Global economic worries to weigh on region’s shares
The region’s markets will likely open for the week in negative territory due to global concerns Europe’s sovereign debt crisis is deepening with nervous investors fleeing to the relative safety of German bunds amid yields on government bond sales in Italy and Spain reaching Euro-era highs.
Analysts say there are very few signs the European Financial Stability Fund or the European Central Bank will have the funding or mandate to provide the financial support that the Eurozone needs to dampen the crisis. Germany’s support is crucial in getting a significant refinancing of the EFSF and a broader mandate for the ECB.
In the absence of strong domestic catalysts, news from Europe would determine the direction of the region’s markets in the near term, say local market experts.
On Thursday, the UAE markets saw extremely low volumes amid a complete lack of investor risk-appetite. In Dubai, the Dubai Financial Market index closed 0.58 percent lower at 1,379.05. In Abu Dhabi, the Abu Dhabi Securities Exchange general index fell 0.08 percent to close for the week at 2,473.57. “The markets will be watching closely the formation of governments in Italy and Greece. A smooth government formation would give the indication the two countries are willing to tackle their debt problems, which would act as a short-term catalyst for the markets,” Samer Darwiche, Financial Analyst at Dubai-based Gulfmena Investments Ltd told Gulf News by telephone. “What is reassuring for the regional markets is that the oil prices remain close to $100 a barrel,” he added.
Gary Dugan, Chief Investment Officer — Private Banking at Emirates NBD in his latest weekly research note said the financial markets are taking heart that the Eurozone is seeing signs of political change. “Leadership changes in Greece and Italy, and pending change in Spain have given hope that some stability can be brought to the Eurozone.
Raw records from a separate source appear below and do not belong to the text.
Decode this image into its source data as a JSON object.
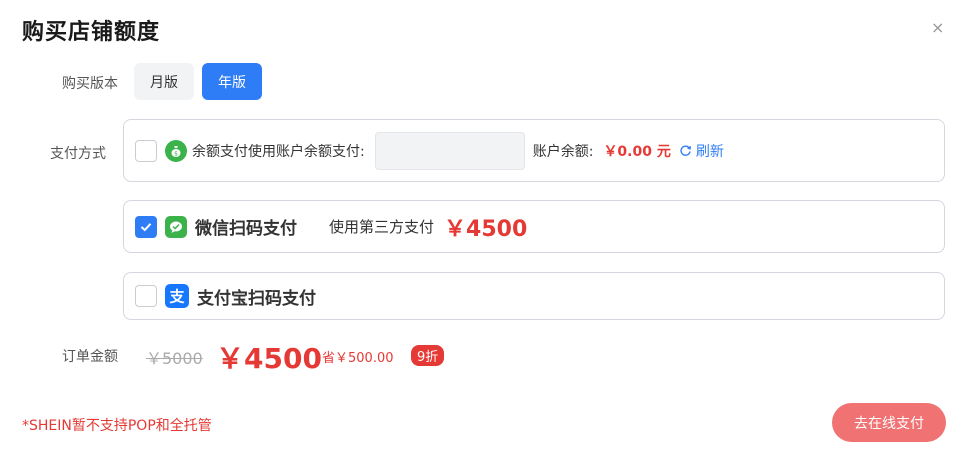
{
  "title": "购买店铺额度",
  "close_symbol": "×",
  "version": {
    "label": "购买版本",
    "options": [
      "月版",
      "年版"
    ],
    "selected": "年版"
  },
  "payment": {
    "label": "支付方式",
    "balance": {
      "text": "余额支付使用账户余额支付:",
      "input_value": "",
      "account_label": "账户余额:",
      "account_value": "￥0.00 元",
      "refresh_label": "刷新",
      "checked": false,
      "icon": "money-bag-icon"
    },
    "wechat": {
      "name": "微信扫码支付",
      "third_party": "使用第三方支付",
      "price": "￥4500",
      "checked": true,
      "icon": "wechat-icon"
    },
    "alipay": {
      "name": "支付宝扫码支付",
      "checked": false,
      "icon": "alipay-icon"
    }
  },
  "order": {
    "label": "订单金额",
    "original_price": "￥5000",
    "final_price": "￥4500",
    "save": "省￥500.00",
    "discount": "9折"
  },
  "notice": "*SHEIN暂不支持POP和全托管",
  "submit_label": "去在线支付",
  "colors": {
    "accent": "#2f7df6",
    "price_red": "#e53935",
    "submit_bg": "#f07272",
    "wechat_green": "#3cb34a",
    "alipay_blue": "#1677ff"
  }
}
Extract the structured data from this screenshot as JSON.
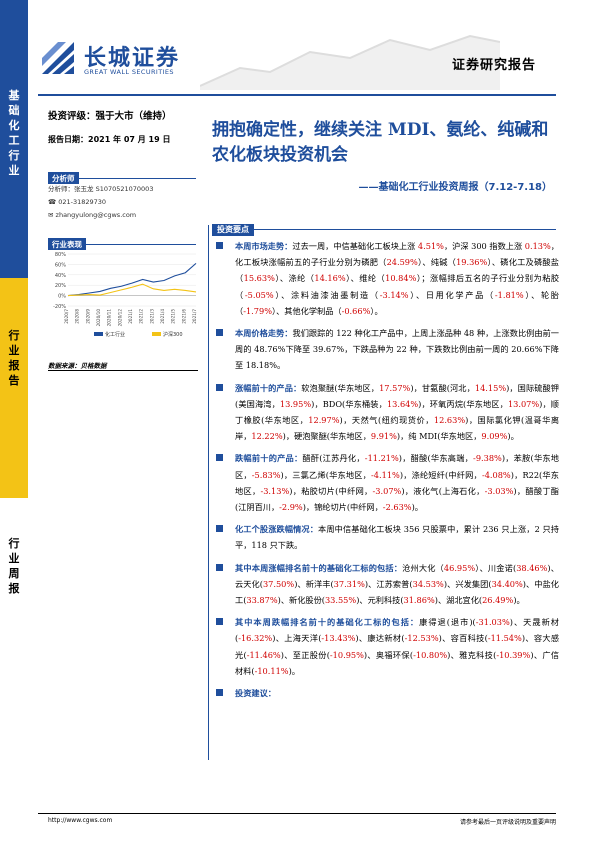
{
  "sidebar": {
    "blue_text": "基础化工行业",
    "yellow_text": "行业报告",
    "white_text": "行业周报"
  },
  "header": {
    "logo_cn": "长城证券",
    "logo_en": "GREAT WALL SECURITIES",
    "report_type": "证券研究报告"
  },
  "info": {
    "rating": "投资评级：强于大市（维持）",
    "date": "报告日期：2021 年 07 月 19 日",
    "analyst_label": "分析师",
    "analyst": "分析师：张玉龙  S1070521070003",
    "phone": "021-31829730",
    "email": "zhangyulong@cgws.com",
    "perf_label": "行业表现",
    "source": "数据来源：贝格数据"
  },
  "chart_data": {
    "type": "line",
    "categories": [
      "2020/7",
      "2020/8",
      "2020/9",
      "2020/10",
      "2020/11",
      "2020/12",
      "2021/1",
      "2021/2",
      "2021/3",
      "2021/4",
      "2021/5",
      "2021/6",
      "2021/7"
    ],
    "series": [
      {
        "name": "化工行业",
        "values": [
          0,
          2,
          5,
          8,
          14,
          18,
          24,
          31,
          26,
          29,
          38,
          44,
          62
        ]
      },
      {
        "name": "沪深300",
        "values": [
          0,
          1,
          2,
          1,
          6,
          11,
          16,
          22,
          13,
          10,
          12,
          10,
          7
        ]
      }
    ],
    "yticks": [
      "80%",
      "60%",
      "40%",
      "20%",
      "0%",
      "-20%"
    ],
    "ylim": [
      -20,
      80
    ],
    "colors": {
      "化工行业": "#1f4e9c",
      "沪深300": "#f3c316"
    }
  },
  "main": {
    "title": "拥抱确定性，继续关注 MDI、氨纶、纯碱和农化板块投资机会",
    "subtitle": "——基础化工行业投资周报（7.12-7.18）",
    "key_label": "投资要点"
  },
  "footer": {
    "url": "http://www.cgws.com",
    "note": "请参考最后一页评级说明及重要声明"
  }
}
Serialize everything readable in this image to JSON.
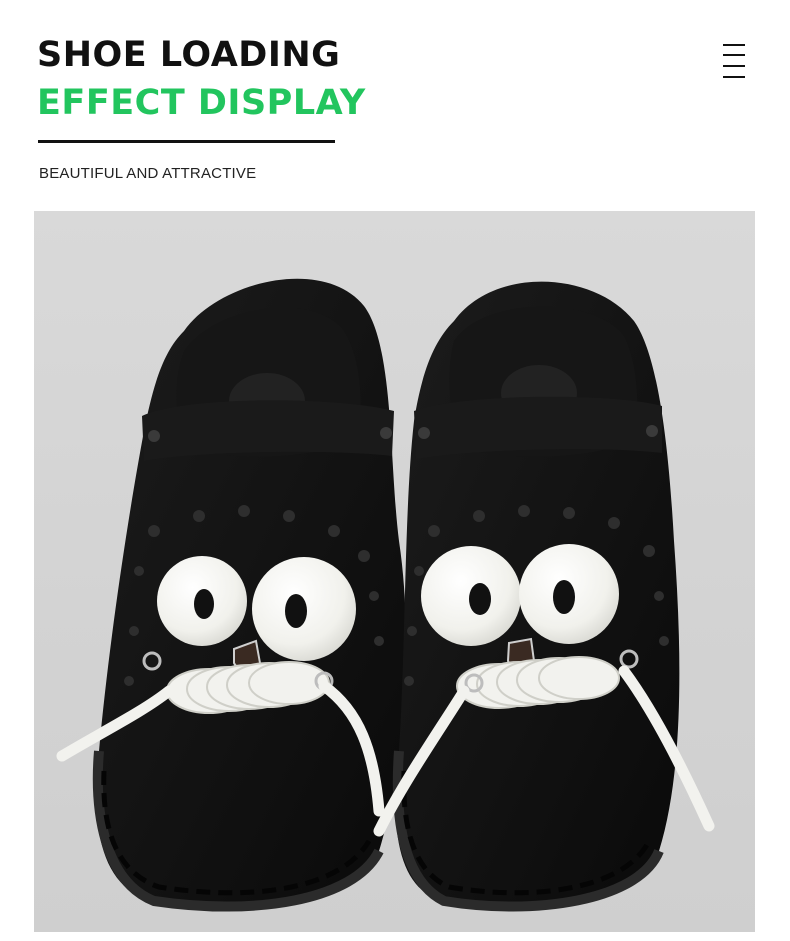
{
  "header": {
    "title_line1": "SHOE LOADING",
    "title_line2": "EFFECT DISPLAY",
    "subtitle": "BEAUTIFUL AND ATTRACTIVE",
    "menu_icon": "hamburger-menu-icon"
  },
  "colors": {
    "title_dark": "#111111",
    "title_accent": "#22c55e",
    "photo_background": "#d6d6d6",
    "shoe": "#121212",
    "laces": "#f2f2ee"
  },
  "photo": {
    "subject": "black-clog-pair-with-cartoon-eye-charms-and-white-laces"
  }
}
New governments and new leaders however face the same problems — the need for very painful structural economic change,” said Dugan.
“The fear in Italy and Greece is that as things get tough, national unity governments may fall to the way-side to political self-interest. Bear in mind that the reason that Greece and Italy find themselves in such a mess is that politicians have spent their time being populist rather than fighting the structural issues that plague their economies. One hopes that they grab the opportunity for long-term reform; we fear they won’t,” he added.
On Friday the US stocks fell, sending the Standard & Poor’s 500 Index to the lowest level in a month, as concern grew that Europe’s debt crisis will worsen and lawmakers will fail to agree on plans to cut the American deficit. The Dow Jones Industrial Average sank 134.86 points, or 1.1 percent, to 11,770.73.